AVAILABLE RECORDS:
· · · · ·
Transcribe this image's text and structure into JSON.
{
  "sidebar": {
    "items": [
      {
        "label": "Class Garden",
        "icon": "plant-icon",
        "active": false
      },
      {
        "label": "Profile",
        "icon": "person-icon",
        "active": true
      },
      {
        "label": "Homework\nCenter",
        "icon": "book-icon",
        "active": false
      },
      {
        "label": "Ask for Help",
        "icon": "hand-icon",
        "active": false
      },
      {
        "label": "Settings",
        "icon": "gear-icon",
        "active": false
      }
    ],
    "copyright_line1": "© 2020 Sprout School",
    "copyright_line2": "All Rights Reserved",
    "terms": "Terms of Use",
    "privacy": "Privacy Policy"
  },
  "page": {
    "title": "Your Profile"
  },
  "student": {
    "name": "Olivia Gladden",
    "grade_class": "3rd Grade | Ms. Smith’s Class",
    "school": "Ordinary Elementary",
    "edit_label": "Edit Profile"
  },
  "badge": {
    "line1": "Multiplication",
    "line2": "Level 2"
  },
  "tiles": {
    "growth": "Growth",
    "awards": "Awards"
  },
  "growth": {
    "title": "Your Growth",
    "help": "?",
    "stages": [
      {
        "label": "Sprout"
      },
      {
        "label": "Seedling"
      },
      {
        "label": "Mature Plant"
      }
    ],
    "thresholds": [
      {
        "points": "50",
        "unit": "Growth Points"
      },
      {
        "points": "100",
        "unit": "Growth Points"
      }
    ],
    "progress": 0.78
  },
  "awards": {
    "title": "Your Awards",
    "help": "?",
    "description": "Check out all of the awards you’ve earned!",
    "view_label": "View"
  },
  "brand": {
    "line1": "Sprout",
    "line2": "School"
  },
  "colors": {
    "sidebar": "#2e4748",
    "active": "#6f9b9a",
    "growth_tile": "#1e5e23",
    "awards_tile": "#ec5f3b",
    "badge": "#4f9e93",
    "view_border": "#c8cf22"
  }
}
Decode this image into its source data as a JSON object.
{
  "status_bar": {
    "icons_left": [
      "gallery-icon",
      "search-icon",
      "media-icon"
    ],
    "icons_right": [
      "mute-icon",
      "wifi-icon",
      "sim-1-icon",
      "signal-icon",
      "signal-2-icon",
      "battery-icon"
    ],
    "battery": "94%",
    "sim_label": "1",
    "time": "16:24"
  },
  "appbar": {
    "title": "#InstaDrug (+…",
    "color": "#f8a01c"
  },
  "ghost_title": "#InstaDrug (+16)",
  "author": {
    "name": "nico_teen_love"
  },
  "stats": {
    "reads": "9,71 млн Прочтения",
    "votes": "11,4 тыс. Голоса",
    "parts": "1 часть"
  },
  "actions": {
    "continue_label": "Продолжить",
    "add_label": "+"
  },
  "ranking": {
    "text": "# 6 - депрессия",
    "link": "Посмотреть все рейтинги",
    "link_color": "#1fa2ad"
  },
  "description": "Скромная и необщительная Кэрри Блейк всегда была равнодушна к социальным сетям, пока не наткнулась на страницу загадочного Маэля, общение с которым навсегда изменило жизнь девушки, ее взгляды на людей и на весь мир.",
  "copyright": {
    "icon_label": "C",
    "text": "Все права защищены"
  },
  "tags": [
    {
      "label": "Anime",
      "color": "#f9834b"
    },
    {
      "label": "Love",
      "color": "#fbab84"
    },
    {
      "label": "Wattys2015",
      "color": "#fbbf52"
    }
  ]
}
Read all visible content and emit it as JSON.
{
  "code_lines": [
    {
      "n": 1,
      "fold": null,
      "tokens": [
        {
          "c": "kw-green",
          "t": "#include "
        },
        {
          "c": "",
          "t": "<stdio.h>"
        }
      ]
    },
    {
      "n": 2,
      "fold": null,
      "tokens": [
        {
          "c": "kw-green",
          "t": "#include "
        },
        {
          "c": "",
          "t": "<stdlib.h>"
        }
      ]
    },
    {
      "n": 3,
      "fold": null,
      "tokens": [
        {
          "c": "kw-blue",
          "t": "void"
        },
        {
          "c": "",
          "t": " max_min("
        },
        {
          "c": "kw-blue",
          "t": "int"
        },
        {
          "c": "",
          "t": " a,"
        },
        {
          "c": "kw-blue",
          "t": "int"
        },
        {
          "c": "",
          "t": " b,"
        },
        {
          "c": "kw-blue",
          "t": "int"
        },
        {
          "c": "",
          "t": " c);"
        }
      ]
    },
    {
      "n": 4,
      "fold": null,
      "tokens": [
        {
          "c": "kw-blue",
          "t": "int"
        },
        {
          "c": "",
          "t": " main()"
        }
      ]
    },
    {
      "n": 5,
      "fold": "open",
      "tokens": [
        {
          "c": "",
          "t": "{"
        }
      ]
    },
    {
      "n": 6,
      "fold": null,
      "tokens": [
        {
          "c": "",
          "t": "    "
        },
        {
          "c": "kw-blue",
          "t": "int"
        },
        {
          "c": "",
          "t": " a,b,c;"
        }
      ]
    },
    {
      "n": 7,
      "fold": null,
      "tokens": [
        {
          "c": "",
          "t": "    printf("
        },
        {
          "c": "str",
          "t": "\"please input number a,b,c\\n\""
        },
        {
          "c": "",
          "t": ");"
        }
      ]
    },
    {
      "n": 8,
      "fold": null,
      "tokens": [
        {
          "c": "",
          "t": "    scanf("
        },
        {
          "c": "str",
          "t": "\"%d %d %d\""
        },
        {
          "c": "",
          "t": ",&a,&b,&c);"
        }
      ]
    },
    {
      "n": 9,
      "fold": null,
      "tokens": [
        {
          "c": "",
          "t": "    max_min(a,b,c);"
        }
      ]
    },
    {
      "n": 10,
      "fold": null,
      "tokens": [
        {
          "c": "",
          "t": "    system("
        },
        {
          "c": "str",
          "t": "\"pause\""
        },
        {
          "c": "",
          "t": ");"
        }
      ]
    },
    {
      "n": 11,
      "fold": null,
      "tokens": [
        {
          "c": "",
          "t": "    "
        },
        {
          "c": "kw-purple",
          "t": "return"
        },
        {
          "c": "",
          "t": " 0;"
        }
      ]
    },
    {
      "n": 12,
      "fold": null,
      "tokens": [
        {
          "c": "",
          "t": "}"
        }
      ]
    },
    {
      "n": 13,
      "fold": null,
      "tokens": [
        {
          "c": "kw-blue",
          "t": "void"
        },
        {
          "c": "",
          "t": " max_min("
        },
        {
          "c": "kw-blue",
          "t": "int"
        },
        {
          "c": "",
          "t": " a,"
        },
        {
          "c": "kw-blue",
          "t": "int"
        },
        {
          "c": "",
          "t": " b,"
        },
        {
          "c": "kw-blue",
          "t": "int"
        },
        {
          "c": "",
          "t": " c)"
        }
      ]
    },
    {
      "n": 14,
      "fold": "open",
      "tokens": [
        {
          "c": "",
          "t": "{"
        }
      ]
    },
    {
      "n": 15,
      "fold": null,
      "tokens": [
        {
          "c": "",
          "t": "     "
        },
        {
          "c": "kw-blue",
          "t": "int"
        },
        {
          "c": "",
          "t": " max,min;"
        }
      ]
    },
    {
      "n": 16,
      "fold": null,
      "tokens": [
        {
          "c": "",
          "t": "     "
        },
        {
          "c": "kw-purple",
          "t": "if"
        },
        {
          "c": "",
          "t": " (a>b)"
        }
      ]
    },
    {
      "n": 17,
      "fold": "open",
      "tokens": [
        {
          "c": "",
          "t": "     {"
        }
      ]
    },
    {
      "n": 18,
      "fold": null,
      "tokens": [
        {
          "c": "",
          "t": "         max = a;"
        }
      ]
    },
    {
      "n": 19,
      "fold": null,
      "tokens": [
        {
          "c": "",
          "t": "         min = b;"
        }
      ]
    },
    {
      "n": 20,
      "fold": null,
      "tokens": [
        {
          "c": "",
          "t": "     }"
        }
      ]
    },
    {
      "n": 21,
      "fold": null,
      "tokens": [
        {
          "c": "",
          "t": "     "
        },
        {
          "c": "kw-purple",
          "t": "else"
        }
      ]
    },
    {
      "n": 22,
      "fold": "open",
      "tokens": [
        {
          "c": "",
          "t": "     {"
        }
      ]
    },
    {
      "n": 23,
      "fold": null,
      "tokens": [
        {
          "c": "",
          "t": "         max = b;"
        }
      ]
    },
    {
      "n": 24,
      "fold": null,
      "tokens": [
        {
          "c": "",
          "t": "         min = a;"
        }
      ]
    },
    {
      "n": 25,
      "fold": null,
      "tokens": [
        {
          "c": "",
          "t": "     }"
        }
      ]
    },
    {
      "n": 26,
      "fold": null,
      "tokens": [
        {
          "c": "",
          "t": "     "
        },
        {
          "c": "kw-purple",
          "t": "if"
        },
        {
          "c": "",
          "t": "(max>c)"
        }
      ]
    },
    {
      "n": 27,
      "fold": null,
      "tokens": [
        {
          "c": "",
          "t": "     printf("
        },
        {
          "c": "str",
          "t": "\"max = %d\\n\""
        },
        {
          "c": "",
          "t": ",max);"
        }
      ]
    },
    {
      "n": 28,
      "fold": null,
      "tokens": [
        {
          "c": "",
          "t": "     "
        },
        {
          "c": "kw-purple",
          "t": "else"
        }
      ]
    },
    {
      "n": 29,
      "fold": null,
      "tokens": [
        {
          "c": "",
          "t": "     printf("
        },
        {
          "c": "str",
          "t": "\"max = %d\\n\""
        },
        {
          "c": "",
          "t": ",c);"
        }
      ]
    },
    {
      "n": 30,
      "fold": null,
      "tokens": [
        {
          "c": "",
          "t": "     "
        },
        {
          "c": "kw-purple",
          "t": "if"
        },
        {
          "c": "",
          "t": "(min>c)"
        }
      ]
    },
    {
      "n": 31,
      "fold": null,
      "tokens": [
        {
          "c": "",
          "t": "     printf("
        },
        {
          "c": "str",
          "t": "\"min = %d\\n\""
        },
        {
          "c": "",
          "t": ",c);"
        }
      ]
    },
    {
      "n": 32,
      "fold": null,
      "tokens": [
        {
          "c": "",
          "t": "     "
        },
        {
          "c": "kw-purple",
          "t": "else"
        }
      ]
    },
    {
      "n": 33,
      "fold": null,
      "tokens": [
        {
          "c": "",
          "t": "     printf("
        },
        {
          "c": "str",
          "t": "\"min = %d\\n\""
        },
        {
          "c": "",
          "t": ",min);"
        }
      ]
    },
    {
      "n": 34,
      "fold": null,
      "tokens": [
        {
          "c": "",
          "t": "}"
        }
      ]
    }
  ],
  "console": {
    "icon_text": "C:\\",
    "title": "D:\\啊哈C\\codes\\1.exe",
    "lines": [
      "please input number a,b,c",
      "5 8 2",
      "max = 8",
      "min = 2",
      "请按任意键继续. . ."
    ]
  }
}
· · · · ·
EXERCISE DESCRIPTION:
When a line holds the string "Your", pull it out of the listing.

SOLVED EXERCISE:
    "title": "Your Profile"
    "title": "Your Growth",
    "title": "Your Awards",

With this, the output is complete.